(Records from a data collection)
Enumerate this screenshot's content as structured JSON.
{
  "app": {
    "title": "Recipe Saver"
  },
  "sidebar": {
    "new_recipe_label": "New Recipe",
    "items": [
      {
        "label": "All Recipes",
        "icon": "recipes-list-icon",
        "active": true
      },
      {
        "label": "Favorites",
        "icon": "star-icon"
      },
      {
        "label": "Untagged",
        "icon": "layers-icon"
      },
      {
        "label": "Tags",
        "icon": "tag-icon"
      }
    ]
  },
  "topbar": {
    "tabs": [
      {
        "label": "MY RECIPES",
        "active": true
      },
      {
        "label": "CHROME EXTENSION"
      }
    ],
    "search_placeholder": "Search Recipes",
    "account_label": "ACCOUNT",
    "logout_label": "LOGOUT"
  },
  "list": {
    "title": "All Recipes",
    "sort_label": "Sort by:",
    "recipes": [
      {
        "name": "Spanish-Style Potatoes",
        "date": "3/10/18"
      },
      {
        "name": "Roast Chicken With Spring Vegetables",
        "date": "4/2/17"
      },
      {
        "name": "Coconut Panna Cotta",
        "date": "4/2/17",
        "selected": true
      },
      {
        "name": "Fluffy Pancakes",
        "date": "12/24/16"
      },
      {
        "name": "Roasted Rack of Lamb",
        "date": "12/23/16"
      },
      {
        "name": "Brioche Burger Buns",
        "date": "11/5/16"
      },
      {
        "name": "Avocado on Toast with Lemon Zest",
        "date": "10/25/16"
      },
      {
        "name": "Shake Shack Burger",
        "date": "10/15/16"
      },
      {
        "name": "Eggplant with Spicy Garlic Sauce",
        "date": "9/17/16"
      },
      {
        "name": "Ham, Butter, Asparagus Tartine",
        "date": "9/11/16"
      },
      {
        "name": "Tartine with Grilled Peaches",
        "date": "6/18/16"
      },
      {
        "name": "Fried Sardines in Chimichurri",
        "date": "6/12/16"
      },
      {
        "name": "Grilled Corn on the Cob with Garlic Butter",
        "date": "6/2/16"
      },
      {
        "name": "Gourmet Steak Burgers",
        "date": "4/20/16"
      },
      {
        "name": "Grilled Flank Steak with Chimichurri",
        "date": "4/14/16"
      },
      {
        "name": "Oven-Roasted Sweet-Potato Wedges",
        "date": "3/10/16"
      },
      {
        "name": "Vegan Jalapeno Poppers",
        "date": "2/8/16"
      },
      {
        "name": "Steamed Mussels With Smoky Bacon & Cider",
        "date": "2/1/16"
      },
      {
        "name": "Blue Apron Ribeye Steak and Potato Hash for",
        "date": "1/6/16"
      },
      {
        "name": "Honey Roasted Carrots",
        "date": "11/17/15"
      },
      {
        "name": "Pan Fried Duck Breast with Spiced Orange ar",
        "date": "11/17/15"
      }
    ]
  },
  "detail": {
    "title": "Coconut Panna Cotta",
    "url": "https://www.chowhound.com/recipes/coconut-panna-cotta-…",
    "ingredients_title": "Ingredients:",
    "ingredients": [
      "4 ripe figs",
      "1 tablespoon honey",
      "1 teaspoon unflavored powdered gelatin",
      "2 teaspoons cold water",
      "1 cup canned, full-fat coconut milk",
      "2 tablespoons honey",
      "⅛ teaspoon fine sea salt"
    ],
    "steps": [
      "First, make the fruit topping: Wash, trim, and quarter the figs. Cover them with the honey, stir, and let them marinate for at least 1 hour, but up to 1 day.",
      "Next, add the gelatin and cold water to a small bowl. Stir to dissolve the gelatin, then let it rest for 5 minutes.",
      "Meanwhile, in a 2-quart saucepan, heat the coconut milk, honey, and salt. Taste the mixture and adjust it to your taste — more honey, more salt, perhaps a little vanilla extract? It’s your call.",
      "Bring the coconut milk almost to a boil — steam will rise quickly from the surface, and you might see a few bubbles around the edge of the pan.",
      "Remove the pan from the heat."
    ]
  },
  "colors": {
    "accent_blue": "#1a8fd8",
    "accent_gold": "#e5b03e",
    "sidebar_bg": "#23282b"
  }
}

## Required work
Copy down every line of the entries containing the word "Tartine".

## Result
        "name": "Ham, Butter, Asparagus Tartine",
        "name": "Tartine with Grilled Peaches",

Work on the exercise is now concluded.